As I have only managed to skim-read the book – albeit cover to cover, I would prefer (for the moment at least) just to provide links to a range of different opinions on the Shack. (And a ringing commendation from the Evangelical Alliance adds greatly to either the book’s credentials or, alternatively, illustrates the profound levels of deception around the place.) However the 'feel' of the book is that it sends out a highly-emotive 'pull' which tends to deaden the readers critical (discerning) faculties. This book– if it is to be read at all – should be approached with ones 'Berean' sensors on high alert. And for the (spiritually) young or emotionally vulnerable Christian there should be a 'Highly Dangerous' rating applied. Needless to say for the reader with no knowledge of Christian doctrine, the picture painted of the Trinity is of 'pie in the sky when you die' variety.
The key questions are who and what can we trust; and are we prepared to ‘be Bereans’ – mining the riches of God’s word; or are we content to surf the candyfloss world of easy-reads with all the attendant risks involved?
The Shack, a list of review articles (Tim Challis website)
The Shack; a Recommendation and Review by InternetMonk
The Shack: the new Pilgrim’s Progress? by David Robertson, St Peter’s Church, Dundee
The Shack, a review by the Evangelical Alliance
The Shack, an initial (lengthy) review by James B DeYoung
Revisiting the Shack, a (shorter) subsequent review by James B DeYoung
The advice printed at the back of the book urge readers to promote the novel every which way; and provides a list of instructions and some of the tools to do so.
A positive interpretation of this might argue that the author/publishers are making every effort to evangelise using the book as a tool in that process.

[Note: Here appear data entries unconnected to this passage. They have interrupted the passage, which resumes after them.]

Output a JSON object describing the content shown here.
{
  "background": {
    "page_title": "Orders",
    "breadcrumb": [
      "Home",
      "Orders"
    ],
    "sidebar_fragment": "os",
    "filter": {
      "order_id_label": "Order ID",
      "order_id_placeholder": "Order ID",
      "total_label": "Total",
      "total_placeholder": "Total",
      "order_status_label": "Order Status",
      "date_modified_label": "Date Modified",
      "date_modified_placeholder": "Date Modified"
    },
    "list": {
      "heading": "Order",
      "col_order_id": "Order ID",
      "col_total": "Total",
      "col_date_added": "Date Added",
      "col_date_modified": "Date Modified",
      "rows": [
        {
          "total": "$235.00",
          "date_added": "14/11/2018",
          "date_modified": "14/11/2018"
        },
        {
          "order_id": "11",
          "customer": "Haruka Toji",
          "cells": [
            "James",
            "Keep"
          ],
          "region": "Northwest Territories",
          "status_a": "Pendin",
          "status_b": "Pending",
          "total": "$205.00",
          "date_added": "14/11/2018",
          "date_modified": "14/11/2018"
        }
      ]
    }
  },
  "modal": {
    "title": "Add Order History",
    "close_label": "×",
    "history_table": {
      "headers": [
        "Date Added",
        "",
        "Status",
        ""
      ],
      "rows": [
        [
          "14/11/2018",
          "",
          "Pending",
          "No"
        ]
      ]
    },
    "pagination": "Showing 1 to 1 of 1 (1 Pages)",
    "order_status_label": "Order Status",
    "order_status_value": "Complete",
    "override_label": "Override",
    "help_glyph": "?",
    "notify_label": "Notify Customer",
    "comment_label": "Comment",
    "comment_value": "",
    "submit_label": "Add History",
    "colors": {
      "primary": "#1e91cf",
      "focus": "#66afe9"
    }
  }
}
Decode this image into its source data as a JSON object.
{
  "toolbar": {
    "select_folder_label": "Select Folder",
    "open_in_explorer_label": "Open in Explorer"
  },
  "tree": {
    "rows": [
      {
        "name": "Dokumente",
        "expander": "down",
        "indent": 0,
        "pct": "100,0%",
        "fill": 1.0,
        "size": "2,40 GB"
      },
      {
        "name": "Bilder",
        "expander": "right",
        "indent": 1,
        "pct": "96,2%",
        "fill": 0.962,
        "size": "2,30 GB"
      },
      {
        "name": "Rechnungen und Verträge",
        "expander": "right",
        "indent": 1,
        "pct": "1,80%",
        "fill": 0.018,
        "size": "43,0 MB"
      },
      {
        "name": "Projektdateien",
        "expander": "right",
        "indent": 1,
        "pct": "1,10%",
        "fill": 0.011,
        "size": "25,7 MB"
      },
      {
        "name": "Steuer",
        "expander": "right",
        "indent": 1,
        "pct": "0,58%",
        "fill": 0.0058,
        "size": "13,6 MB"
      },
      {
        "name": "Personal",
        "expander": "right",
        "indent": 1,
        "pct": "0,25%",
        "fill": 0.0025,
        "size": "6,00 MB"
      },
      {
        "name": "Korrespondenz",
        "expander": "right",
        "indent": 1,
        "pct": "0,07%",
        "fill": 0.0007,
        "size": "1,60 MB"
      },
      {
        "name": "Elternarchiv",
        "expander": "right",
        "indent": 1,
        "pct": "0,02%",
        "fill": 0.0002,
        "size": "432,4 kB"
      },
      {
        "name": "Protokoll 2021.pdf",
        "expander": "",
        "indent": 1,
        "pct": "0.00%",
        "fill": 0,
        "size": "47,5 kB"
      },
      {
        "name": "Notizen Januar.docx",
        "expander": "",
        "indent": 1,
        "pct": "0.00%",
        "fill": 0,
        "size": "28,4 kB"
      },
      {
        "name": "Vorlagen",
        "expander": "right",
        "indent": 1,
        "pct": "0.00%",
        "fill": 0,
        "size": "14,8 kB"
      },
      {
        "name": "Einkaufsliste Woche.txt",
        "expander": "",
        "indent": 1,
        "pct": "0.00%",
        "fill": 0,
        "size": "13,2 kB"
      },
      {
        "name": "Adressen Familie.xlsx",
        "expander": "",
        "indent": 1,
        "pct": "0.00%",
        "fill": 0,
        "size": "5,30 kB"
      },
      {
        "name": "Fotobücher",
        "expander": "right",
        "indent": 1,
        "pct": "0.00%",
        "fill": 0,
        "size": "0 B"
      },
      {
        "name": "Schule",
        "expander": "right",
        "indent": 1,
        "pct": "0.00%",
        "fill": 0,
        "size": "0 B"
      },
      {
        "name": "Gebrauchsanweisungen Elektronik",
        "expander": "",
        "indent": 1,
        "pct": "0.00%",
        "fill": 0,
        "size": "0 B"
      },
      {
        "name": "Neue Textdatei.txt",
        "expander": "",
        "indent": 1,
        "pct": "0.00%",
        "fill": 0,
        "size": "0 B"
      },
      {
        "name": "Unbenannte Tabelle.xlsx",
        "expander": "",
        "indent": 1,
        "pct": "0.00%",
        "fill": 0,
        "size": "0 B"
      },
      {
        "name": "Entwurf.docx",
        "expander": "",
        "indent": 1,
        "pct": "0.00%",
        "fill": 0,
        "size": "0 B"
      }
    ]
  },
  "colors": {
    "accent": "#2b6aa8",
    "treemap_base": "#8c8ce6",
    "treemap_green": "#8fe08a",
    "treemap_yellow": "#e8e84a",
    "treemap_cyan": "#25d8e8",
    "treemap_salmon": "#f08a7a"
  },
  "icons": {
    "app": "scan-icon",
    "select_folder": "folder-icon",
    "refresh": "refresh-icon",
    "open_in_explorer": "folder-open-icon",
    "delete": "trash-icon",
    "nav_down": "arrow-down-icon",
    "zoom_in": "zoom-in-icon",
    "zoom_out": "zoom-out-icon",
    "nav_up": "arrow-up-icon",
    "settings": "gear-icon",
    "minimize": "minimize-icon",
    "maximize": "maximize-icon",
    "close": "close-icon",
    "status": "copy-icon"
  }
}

A different view might suggest that Christians are (unwittingly) absorbing lies themselves, and spending their money to further disseminate the errors, whilst also making megabucks for the author/publishers.
Meanwhile a non-Christian but 'spiritual' viewer of the most recent Harry Potter film has described the latter as 'very dark'. Meanwhile the Roman Catholic Church seems to be double-minded about the genre. (See view in 2005 and alternative view in 2009.)